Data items
□ □ □ □ □ □ □
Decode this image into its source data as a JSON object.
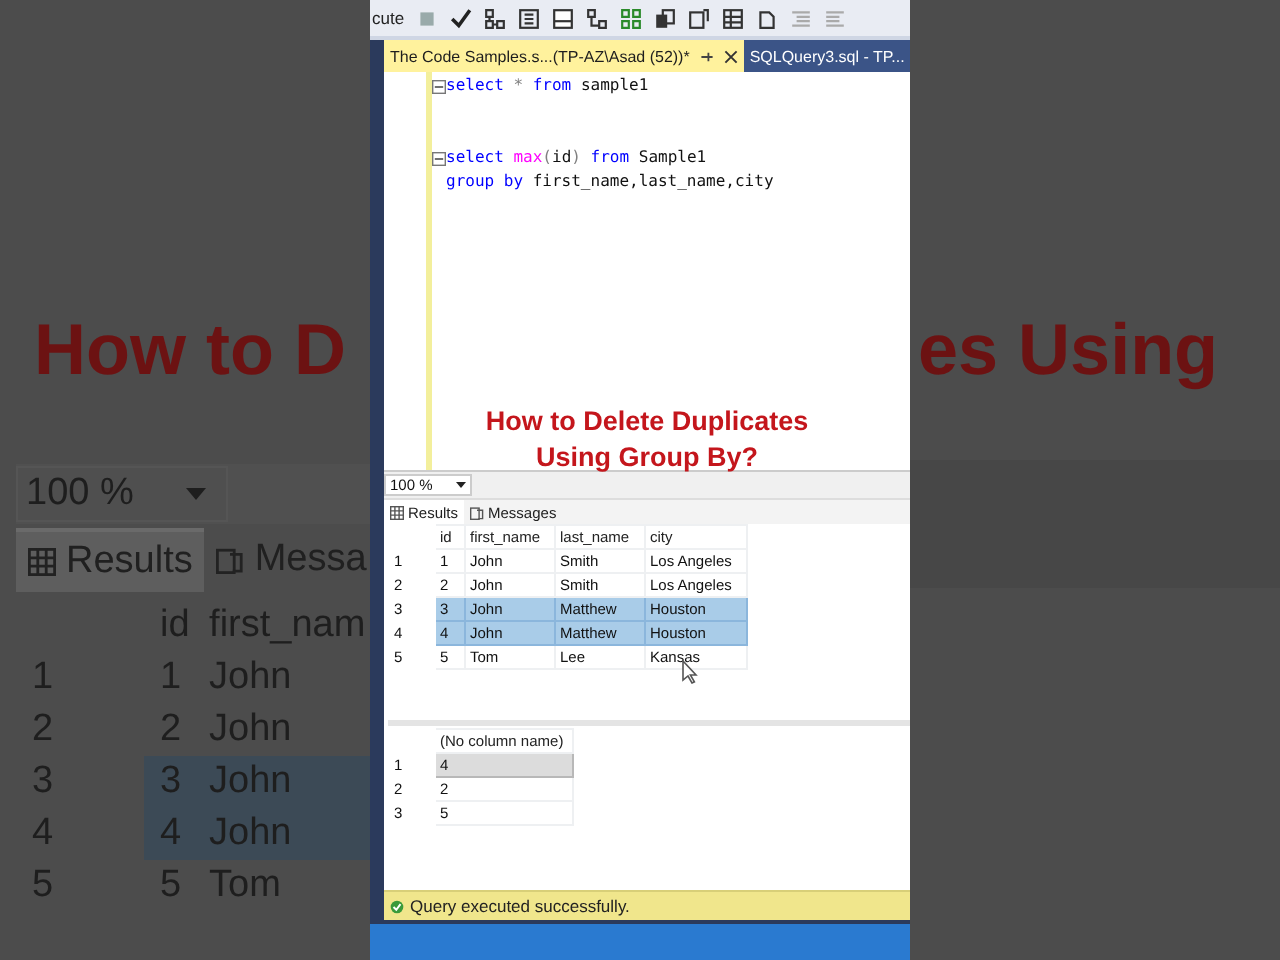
{
  "background": {
    "heading_left": "How to D",
    "heading_right": "es Using",
    "zoom": "100 %",
    "tabs": [
      {
        "label": "Results",
        "selected": true
      },
      {
        "label": "Messa",
        "selected": false
      }
    ],
    "columns": [
      "id",
      "first_nam"
    ],
    "rows": [
      {
        "number": "1",
        "cells": [
          "1",
          "John"
        ],
        "selected": false
      },
      {
        "number": "2",
        "cells": [
          "2",
          "John"
        ],
        "selected": false
      },
      {
        "number": "3",
        "cells": [
          "3",
          "John"
        ],
        "selected": true
      },
      {
        "number": "4",
        "cells": [
          "4",
          "John"
        ],
        "selected": true
      },
      {
        "number": "5",
        "cells": [
          "5",
          "Tom"
        ],
        "selected": false
      }
    ]
  },
  "toolbar": {
    "label": "cute"
  },
  "doc_tabs": [
    {
      "label": "The Code Samples.s...(TP-AZ\\Asad (52))*",
      "selected": true
    },
    {
      "label": "SQLQuery3.sql - TP...",
      "selected": false
    }
  ],
  "editor": {
    "statements": [
      {
        "lines": [
          [
            {
              "text": "select",
              "kind": "keyword"
            },
            {
              "text": " * ",
              "kind": "operator"
            },
            {
              "text": "from",
              "kind": "keyword"
            },
            {
              "text": " sample1",
              "kind": "plain"
            }
          ]
        ]
      },
      {
        "lines": [
          [
            {
              "text": "select",
              "kind": "keyword"
            },
            {
              "text": " max",
              "kind": "function"
            },
            {
              "text": "(",
              "kind": "operator"
            },
            {
              "text": "id",
              "kind": "plain"
            },
            {
              "text": ")",
              "kind": "operator"
            },
            {
              "text": " from",
              "kind": "keyword"
            },
            {
              "text": " Sample1",
              "kind": "plain"
            }
          ],
          [
            {
              "text": "group by",
              "kind": "keyword"
            },
            {
              "text": " first_name,last_name,city",
              "kind": "plain"
            }
          ]
        ]
      }
    ]
  },
  "overlay_title": "How to Delete Duplicates Using Group By?",
  "zoom": "100 %",
  "result_tabs": [
    {
      "label": "Results",
      "selected": true
    },
    {
      "label": "Messages",
      "selected": false
    }
  ],
  "grids": [
    {
      "columns": [
        "id",
        "first_name",
        "last_name",
        "city"
      ],
      "rows": [
        {
          "number": "1",
          "cells": [
            "1",
            "John",
            "Smith",
            "Los Angeles"
          ],
          "selected": false
        },
        {
          "number": "2",
          "cells": [
            "2",
            "John",
            "Smith",
            "Los Angeles"
          ],
          "selected": false
        },
        {
          "number": "3",
          "cells": [
            "3",
            "John",
            "Matthew",
            "Houston"
          ],
          "selected": true
        },
        {
          "number": "4",
          "cells": [
            "4",
            "John",
            "Matthew",
            "Houston"
          ],
          "selected": true
        },
        {
          "number": "5",
          "cells": [
            "5",
            "Tom",
            "Lee",
            "Kansas"
          ],
          "selected": false
        }
      ]
    },
    {
      "columns": [
        "(No column name)"
      ],
      "rows": [
        {
          "number": "1",
          "cells": [
            "4"
          ],
          "selected": true
        },
        {
          "number": "2",
          "cells": [
            "2"
          ],
          "selected": false
        },
        {
          "number": "3",
          "cells": [
            "5"
          ],
          "selected": false
        }
      ]
    }
  ],
  "status": {
    "text": "Query executed successfully."
  }
}
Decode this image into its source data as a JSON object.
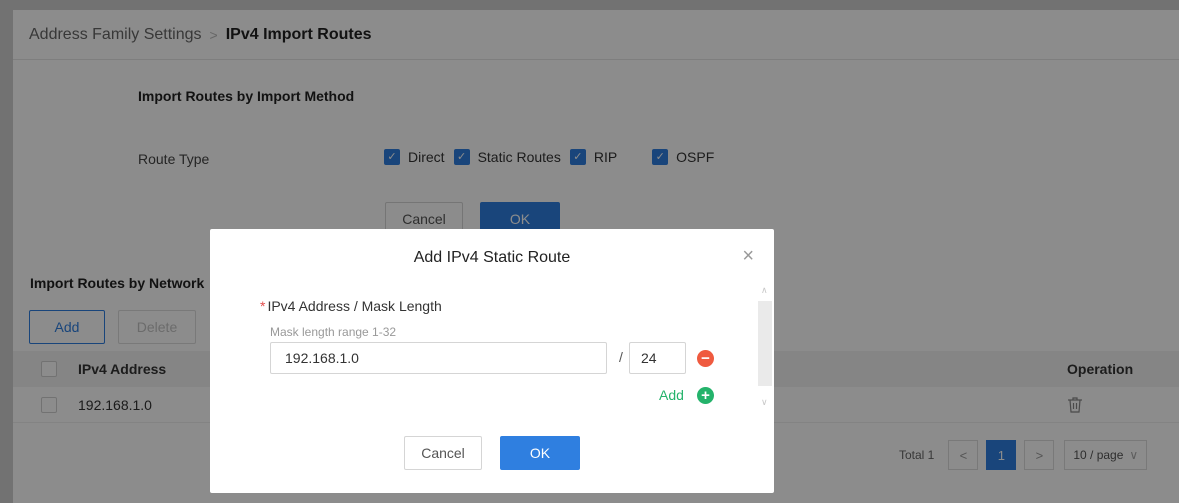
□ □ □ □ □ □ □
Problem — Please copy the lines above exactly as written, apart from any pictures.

Task solution —
Decode this image into its source data as a JSON object.
{
  "background": {
    "heading_left": "How to D",
    "heading_right": "es Using",
    "zoom": "100 %",
    "tabs": [
      {
        "label": "Results",
        "selected": true
      },
      {
        "label": "Messa",
        "selected": false
      }
    ],
    "columns": [
      "id",
      "first_nam"
    ],
    "rows": [
      {
        "number": "1",
        "cells": [
          "1",
          "John"
        ],
        "selected": false
      },
      {
        "number": "2",
        "cells": [
          "2",
          "John"
        ],
        "selected": false
      },
      {
        "number": "3",
        "cells": [
          "3",
          "John"
        ],
        "selected": true
      },
      {
        "number": "4",
        "cells": [
          "4",
          "John"
        ],
        "selected": true
      },
      {
        "number": "5",
        "cells": [
          "5",
          "Tom"
        ],
        "selected": false
      }
    ]
  },
  "toolbar": {
    "label": "cute"
  },
  "doc_tabs": [
    {
      "label": "The Code Samples.s...(TP-AZ\\Asad (52))*",
      "selected": true
    },
    {
      "label": "SQLQuery3.sql - TP...",
      "selected": false
    }
  ],
  "editor": {
    "statements": [
      {
        "lines": [
          [
            {
              "text": "select",
              "kind": "keyword"
            },
            {
              "text": " * ",
              "kind": "operator"
            },
            {
              "text": "from",
              "kind": "keyword"
            },
            {
              "text": " sample1",
              "kind": "plain"
            }
          ]
        ]
      },
      {
        "lines": [
          [
            {
              "text": "select",
              "kind": "keyword"
            },
            {
              "text": " max",
              "kind": "function"
            },
            {
              "text": "(",
              "kind": "operator"
            },
            {
              "text": "id",
              "kind": "plain"
            },
            {
              "text": ")",
              "kind": "operator"
            },
            {
              "text": " from",
              "kind": "keyword"
            },
            {
              "text": " Sample1",
              "kind": "plain"
            }
          ],
          [
            {
              "text": "group by",
              "kind": "keyword"
            },
            {
              "text": " first_name,last_name,city",
              "kind": "plain"
            }
          ]
        ]
      }
    ]
  },
  "overlay_title": "How to Delete Duplicates Using Group By?",
  "zoom": "100 %",
  "result_tabs": [
    {
      "label": "Results",
      "selected": true
    },
    {
      "label": "Messages",
      "selected": false
    }
  ],
  "grids": [
    {
      "columns": [
        "id",
        "first_name",
        "last_name",
        "city"
      ],
      "rows": [
        {
          "number": "1",
          "cells": [
            "1",
            "John",
            "Smith",
            "Los Angeles"
          ],
          "selected": false
        },
        {
          "number": "2",
          "cells": [
            "2",
            "John",
            "Smith",
            "Los Angeles"
          ],
          "selected": false
        },
        {
          "number": "3",
          "cells": [
            "3",
            "John",
            "Matthew",
            "Houston"
          ],
          "selected": true
        },
        {
          "number": "4",
          "cells": [
            "4",
            "John",
            "Matthew",
            "Houston"
          ],
          "selected": true
        },
        {
          "number": "5",
          "cells": [
            "5",
            "Tom",
            "Lee",
            "Kansas"
          ],
          "selected": false
        }
      ]
    },
    {
      "columns": [
        "(No column name)"
      ],
      "rows": [
        {
          "number": "1",
          "cells": [
            "4"
          ],
          "selected": true
        },
        {
          "number": "2",
          "cells": [
            "2"
          ],
          "selected": false
        },
        {
          "number": "3",
          "cells": [
            "5"
          ],
          "selected": false
        }
      ]
    }
  ],
  "status": {
    "text": "Query executed successfully."
  }
}
Decode this image into its source data as a JSON object.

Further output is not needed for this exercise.